> _WHAT YOU ARE ASKED TO DO_:
Every record needs to come back as written, except for the pictures.
======== RECORDS TO USE
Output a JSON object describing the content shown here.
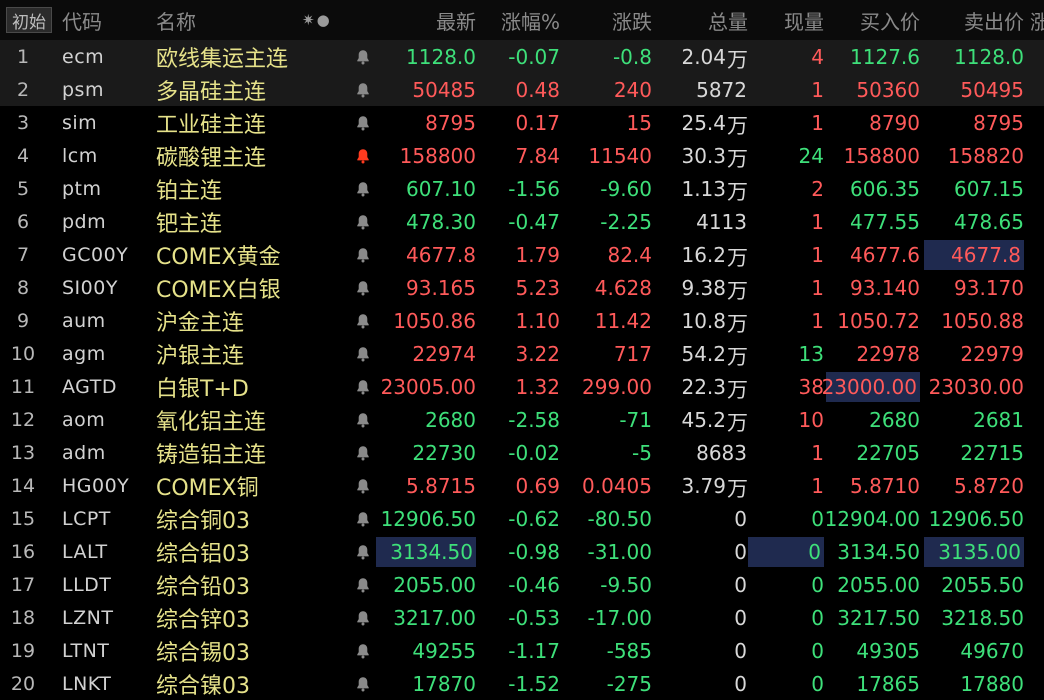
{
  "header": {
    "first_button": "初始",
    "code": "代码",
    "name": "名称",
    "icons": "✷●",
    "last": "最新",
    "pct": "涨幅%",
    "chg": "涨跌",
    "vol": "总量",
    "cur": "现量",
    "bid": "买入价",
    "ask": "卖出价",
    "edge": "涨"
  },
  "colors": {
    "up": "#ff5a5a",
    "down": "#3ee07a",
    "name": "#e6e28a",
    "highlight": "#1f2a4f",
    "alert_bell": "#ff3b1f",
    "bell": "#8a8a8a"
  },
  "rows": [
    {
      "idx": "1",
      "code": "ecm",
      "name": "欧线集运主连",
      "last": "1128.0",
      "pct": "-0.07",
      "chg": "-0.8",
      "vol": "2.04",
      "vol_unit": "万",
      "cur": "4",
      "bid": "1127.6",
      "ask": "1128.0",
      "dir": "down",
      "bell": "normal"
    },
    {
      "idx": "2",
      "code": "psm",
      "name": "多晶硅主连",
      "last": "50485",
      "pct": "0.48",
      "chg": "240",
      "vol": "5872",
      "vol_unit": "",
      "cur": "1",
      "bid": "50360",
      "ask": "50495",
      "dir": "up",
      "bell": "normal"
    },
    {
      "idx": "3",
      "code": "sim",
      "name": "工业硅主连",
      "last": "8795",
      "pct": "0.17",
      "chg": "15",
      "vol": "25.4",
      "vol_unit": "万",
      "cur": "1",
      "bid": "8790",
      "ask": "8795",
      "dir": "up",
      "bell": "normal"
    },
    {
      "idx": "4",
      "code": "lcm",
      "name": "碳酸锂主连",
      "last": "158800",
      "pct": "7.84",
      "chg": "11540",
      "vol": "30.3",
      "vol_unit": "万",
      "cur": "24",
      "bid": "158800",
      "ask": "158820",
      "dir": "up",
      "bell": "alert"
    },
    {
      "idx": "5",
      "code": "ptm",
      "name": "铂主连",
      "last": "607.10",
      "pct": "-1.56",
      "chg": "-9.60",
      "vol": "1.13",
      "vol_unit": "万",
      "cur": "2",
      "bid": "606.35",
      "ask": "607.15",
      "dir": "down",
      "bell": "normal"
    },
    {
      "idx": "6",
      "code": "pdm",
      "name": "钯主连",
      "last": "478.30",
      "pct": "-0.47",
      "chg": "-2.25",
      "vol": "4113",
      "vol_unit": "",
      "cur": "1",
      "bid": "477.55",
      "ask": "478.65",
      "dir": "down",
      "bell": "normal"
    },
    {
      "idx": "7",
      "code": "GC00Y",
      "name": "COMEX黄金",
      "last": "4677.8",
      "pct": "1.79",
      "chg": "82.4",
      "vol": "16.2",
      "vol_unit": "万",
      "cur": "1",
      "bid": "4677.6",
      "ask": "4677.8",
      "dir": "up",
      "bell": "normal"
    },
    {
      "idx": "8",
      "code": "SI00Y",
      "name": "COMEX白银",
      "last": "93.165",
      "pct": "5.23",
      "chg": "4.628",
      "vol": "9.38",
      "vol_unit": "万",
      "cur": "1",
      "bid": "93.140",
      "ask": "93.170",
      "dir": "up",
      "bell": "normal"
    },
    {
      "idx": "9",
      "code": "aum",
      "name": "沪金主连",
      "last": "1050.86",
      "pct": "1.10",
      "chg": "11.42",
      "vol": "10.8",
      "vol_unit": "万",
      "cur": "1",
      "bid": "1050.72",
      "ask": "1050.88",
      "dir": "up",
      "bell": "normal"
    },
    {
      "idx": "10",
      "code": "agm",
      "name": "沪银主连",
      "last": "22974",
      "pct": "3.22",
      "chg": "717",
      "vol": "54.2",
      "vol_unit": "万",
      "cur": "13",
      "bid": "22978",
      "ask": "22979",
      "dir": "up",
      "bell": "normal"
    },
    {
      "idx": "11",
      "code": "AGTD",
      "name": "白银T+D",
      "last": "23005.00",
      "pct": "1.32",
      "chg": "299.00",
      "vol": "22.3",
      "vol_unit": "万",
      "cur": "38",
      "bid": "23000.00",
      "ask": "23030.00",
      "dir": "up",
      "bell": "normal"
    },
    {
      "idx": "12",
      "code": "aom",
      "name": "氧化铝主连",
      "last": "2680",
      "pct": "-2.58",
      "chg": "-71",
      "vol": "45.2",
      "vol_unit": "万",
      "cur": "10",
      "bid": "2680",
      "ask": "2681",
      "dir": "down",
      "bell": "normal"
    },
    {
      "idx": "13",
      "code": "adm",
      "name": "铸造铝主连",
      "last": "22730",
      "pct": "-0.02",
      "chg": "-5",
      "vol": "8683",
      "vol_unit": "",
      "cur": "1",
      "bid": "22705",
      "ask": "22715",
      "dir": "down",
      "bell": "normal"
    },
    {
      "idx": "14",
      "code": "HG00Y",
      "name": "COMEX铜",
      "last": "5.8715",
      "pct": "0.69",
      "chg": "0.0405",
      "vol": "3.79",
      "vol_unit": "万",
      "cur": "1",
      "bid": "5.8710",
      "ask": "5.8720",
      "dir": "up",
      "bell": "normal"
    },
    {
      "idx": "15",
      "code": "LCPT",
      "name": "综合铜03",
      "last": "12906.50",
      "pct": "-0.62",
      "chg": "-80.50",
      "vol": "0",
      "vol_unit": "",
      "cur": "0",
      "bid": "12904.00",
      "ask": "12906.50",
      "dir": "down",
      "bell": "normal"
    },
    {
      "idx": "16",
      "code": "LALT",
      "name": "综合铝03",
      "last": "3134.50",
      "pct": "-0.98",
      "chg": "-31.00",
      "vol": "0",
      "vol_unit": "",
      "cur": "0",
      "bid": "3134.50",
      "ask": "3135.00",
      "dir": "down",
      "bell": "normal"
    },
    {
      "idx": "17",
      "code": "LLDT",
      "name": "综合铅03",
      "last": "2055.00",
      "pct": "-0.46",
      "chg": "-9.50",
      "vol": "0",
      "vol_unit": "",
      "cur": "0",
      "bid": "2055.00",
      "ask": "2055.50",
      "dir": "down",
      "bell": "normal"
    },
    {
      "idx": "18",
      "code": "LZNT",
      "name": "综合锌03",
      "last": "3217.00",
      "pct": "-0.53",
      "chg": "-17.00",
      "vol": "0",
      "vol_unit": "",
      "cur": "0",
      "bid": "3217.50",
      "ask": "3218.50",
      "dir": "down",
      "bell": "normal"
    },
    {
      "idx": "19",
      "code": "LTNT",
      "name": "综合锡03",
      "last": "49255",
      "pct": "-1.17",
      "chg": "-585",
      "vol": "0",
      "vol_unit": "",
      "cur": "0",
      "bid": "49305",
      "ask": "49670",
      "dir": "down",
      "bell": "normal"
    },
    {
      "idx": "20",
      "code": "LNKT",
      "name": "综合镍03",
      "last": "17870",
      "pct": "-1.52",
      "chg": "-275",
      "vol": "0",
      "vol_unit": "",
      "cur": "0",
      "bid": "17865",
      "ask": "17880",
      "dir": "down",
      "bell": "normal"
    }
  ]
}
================
> _SOLUTION FOR THIS PROBLEM_:
Output a JSON object describing the content shown here.
{
  "header": {
    "first_button": "初始",
    "code": "代码",
    "name": "名称",
    "icons": "✷●",
    "last": "最新",
    "pct": "涨幅%",
    "chg": "涨跌",
    "vol": "总量",
    "cur": "现量",
    "bid": "买入价",
    "ask": "卖出价",
    "edge": "涨"
  },
  "colors": {
    "up": "#ff5a5a",
    "down": "#3ee07a",
    "name": "#e6e28a",
    "highlight": "#1f2a4f",
    "alert_bell": "#ff3b1f",
    "bell": "#8a8a8a"
  },
  "rows": [
    {
      "idx": "1",
      "code": "ecm",
      "name": "欧线集运主连",
      "last": "1128.0",
      "pct": "-0.07",
      "chg": "-0.8",
      "vol": "2.04",
      "vol_unit": "万",
      "cur": "4",
      "bid": "1127.6",
      "ask": "1128.0",
      "dir": "down",
      "bell": "normal"
    },
    {
      "idx": "2",
      "code": "psm",
      "name": "多晶硅主连",
      "last": "50485",
      "pct": "0.48",
      "chg": "240",
      "vol": "5872",
      "vol_unit": "",
      "cur": "1",
      "bid": "50360",
      "ask": "50495",
      "dir": "up",
      "bell": "normal"
    },
    {
      "idx": "3",
      "code": "sim",
      "name": "工业硅主连",
      "last": "8795",
      "pct": "0.17",
      "chg": "15",
      "vol": "25.4",
      "vol_unit": "万",
      "cur": "1",
      "bid": "8790",
      "ask": "8795",
      "dir": "up",
      "bell": "normal"
    },
    {
      "idx": "4",
      "code": "lcm",
      "name": "碳酸锂主连",
      "last": "158800",
      "pct": "7.84",
      "chg": "11540",
      "vol": "30.3",
      "vol_unit": "万",
      "cur": "24",
      "bid": "158800",
      "ask": "158820",
      "dir": "up",
      "bell": "alert"
    },
    {
      "idx": "5",
      "code": "ptm",
      "name": "铂主连",
      "last": "607.10",
      "pct": "-1.56",
      "chg": "-9.60",
      "vol": "1.13",
      "vol_unit": "万",
      "cur": "2",
      "bid": "606.35",
      "ask": "607.15",
      "dir": "down",
      "bell": "normal"
    },
    {
      "idx": "6",
      "code": "pdm",
      "name": "钯主连",
      "last": "478.30",
      "pct": "-0.47",
      "chg": "-2.25",
      "vol": "4113",
      "vol_unit": "",
      "cur": "1",
      "bid": "477.55",
      "ask": "478.65",
      "dir": "down",
      "bell": "normal"
    },
    {
      "idx": "7",
      "code": "GC00Y",
      "name": "COMEX黄金",
      "last": "4677.8",
      "pct": "1.79",
      "chg": "82.4",
      "vol": "16.2",
      "vol_unit": "万",
      "cur": "1",
      "bid": "4677.6",
      "ask": "4677.8",
      "dir": "up",
      "bell": "normal"
    },
    {
      "idx": "8",
      "code": "SI00Y",
      "name": "COMEX白银",
      "last": "93.165",
      "pct": "5.23",
      "chg": "4.628",
      "vol": "9.38",
      "vol_unit": "万",
      "cur": "1",
      "bid": "93.140",
      "ask": "93.170",
      "dir": "up",
      "bell": "normal"
    },
    {
      "idx": "9",
      "code": "aum",
      "name": "沪金主连",
      "last": "1050.86",
      "pct": "1.10",
      "chg": "11.42",
      "vol": "10.8",
      "vol_unit": "万",
      "cur": "1",
      "bid": "1050.72",
      "ask": "1050.88",
      "dir": "up",
      "bell": "normal"
    },
    {
      "idx": "10",
      "code": "agm",
      "name": "沪银主连",
      "last": "22974",
      "pct": "3.22",
      "chg": "717",
      "vol": "54.2",
      "vol_unit": "万",
      "cur": "13",
      "bid": "22978",
      "ask": "22979",
      "dir": "up",
      "bell": "normal"
    },
    {
      "idx": "11",
      "code": "AGTD",
      "name": "白银T+D",
      "last": "23005.00",
      "pct": "1.32",
      "chg": "299.00",
      "vol": "22.3",
      "vol_unit": "万",
      "cur": "38",
      "bid": "23000.00",
      "ask": "23030.00",
      "dir": "up",
      "bell": "normal"
    },
    {
      "idx": "12",
      "code": "aom",
      "name": "氧化铝主连",
      "last": "2680",
      "pct": "-2.58",
      "chg": "-71",
      "vol": "45.2",
      "vol_unit": "万",
      "cur": "10",
      "bid": "2680",
      "ask": "2681",
      "dir": "down",
      "bell": "normal"
    },
    {
      "idx": "13",
      "code": "adm",
      "name": "铸造铝主连",
      "last": "22730",
      "pct": "-0.02",
      "chg": "-5",
      "vol": "8683",
      "vol_unit": "",
      "cur": "1",
      "bid": "22705",
      "ask": "22715",
      "dir": "down",
      "bell": "normal"
    },
    {
      "idx": "14",
      "code": "HG00Y",
      "name": "COMEX铜",
      "last": "5.8715",
      "pct": "0.69",
      "chg": "0.0405",
      "vol": "3.79",
      "vol_unit": "万",
      "cur": "1",
      "bid": "5.8710",
      "ask": "5.8720",
      "dir": "up",
      "bell": "normal"
    },
    {
      "idx": "15",
      "code": "LCPT",
      "name": "综合铜03",
      "last": "12906.50",
      "pct": "-0.62",
      "chg": "-80.50",
      "vol": "0",
      "vol_unit": "",
      "cur": "0",
      "bid": "12904.00",
      "ask": "12906.50",
      "dir": "down",
      "bell": "normal"
    },
    {
      "idx": "16",
      "code": "LALT",
      "name": "综合铝03",
      "last": "3134.50",
      "pct": "-0.98",
      "chg": "-31.00",
      "vol": "0",
      "vol_unit": "",
      "cur": "0",
      "bid": "3134.50",
      "ask": "3135.00",
      "dir": "down",
      "bell": "normal"
    },
    {
      "idx": "17",
      "code": "LLDT",
      "name": "综合铅03",
      "last": "2055.00",
      "pct": "-0.46",
      "chg": "-9.50",
      "vol": "0",
      "vol_unit": "",
      "cur": "0",
      "bid": "2055.00",
      "ask": "2055.50",
      "dir": "down",
      "bell": "normal"
    },
    {
      "idx": "18",
      "code": "LZNT",
      "name": "综合锌03",
      "last": "3217.00",
      "pct": "-0.53",
      "chg": "-17.00",
      "vol": "0",
      "vol_unit": "",
      "cur": "0",
      "bid": "3217.50",
      "ask": "3218.50",
      "dir": "down",
      "bell": "normal"
    },
    {
      "idx": "19",
      "code": "LTNT",
      "name": "综合锡03",
      "last": "49255",
      "pct": "-1.17",
      "chg": "-585",
      "vol": "0",
      "vol_unit": "",
      "cur": "0",
      "bid": "49305",
      "ask": "49670",
      "dir": "down",
      "bell": "normal"
    },
    {
      "idx": "20",
      "code": "LNKT",
      "name": "综合镍03",
      "last": "17870",
      "pct": "-1.52",
      "chg": "-275",
      "vol": "0",
      "vol_unit": "",
      "cur": "0",
      "bid": "17865",
      "ask": "17880",
      "dir": "down",
      "bell": "normal"
    }
  ]
}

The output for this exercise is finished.